When You Find Out Your Teen is Smoking Pot

When you learn that your teen has smoked or is smoking pot, they may immediately argue that the drug is “safe” and legal in some states, perhaps even their own. You may feel like your hands are tied. When you look for support for addiction, people may not take you seriously. They may assume that true addiction only involves harsh drugs like crystal meth and heroin – not cannabis. But you know your child best, and you don’t want to turn the other cheek and make light of something that can become very serious one day.

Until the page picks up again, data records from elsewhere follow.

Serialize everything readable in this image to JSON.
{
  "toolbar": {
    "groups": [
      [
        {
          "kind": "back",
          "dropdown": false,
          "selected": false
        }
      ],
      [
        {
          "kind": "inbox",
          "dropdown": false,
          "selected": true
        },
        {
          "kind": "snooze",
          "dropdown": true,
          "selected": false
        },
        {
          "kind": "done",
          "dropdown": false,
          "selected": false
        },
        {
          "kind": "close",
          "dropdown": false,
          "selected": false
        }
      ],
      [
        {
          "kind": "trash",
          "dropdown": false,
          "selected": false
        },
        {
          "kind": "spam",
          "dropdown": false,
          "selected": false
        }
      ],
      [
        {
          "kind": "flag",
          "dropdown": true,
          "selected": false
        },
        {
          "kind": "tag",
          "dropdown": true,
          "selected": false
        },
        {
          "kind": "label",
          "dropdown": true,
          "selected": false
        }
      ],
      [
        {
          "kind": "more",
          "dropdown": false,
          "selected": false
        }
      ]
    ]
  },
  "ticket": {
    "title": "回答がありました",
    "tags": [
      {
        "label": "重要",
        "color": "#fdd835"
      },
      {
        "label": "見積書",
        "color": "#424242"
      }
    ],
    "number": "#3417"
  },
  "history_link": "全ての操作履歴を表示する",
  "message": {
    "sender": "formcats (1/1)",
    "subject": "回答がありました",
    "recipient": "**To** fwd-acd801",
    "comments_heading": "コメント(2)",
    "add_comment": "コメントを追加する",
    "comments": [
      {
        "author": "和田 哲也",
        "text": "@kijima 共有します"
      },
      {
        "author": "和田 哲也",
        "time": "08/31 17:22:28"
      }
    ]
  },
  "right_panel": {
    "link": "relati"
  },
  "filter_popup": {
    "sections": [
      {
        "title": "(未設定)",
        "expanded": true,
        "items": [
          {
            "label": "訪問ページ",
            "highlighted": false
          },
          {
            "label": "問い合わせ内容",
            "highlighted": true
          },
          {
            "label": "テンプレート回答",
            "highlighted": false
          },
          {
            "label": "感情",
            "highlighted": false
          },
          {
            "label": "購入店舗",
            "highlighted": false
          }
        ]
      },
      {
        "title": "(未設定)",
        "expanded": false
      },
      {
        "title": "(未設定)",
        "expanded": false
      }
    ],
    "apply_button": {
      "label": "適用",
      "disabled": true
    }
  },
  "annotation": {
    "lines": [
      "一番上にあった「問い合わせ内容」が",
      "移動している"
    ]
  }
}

What we at The River Source recommend is looking at the situation as a whole. In some cases, teens do use marijuana for a short time, and it is a passing phase. They become curious and want to explore their boundaries and feel grown up. But this does not mean that they will develop an addiction. At this point, we recommend establishing firm boundaries and rules that limits further use of the drug.

However, marijuana is addictive, and it this initial experimentation can turn into a habit. When you find that your teen is using marijuana regularly, it’s time to act.

Benefits of Early Intervention

Early intervention provides the following benefits:

  • Shorter period of treatment needed
  • Less intensive treatment required
  • Avoid other hard drugs like cocaine or heroin
  • Avoid accidents and other reckless behavior
  • Avoid unprotected sex

Though many argue that marijuana isn’t really a gateway drug, we believe that it’s a stepping stone. Marijuana is an easy and available drug to experiment with, and if it grabs a hold of your teen, they will find it difficult to stop there. They will likely go on to experiment with other drugs to achieve new and different highs, and then you will have a much more involved and serious drug abuse problem.

Additionally, if your teen is already using marijuana to cope with the stress of school or self-esteem issues, it’s better to intervene now. You can get your child support and psychological help to deal with these deep rooted issues so that they don’t feel a need to use substances to cope. It’s common for people with substance abuse to have a co-occurring condition such as anxiety or depression, and these often develop during adolescence.

Signs Your Teen Needs Early Intervention

Here are a few signs your teen’s use of marijuana has gone too far:

  • Poor academic performance
  • Loss of interest in hobbies and activities
  • New circle of friends
  • Decreased emotional and mental state
  • Inability to connect with family members
  • Lying, cheating or stealing
  • Criminal behavior

Contact The River Source to learn more about your options for treating a marijuana addiction and stopping the cycle of abuse.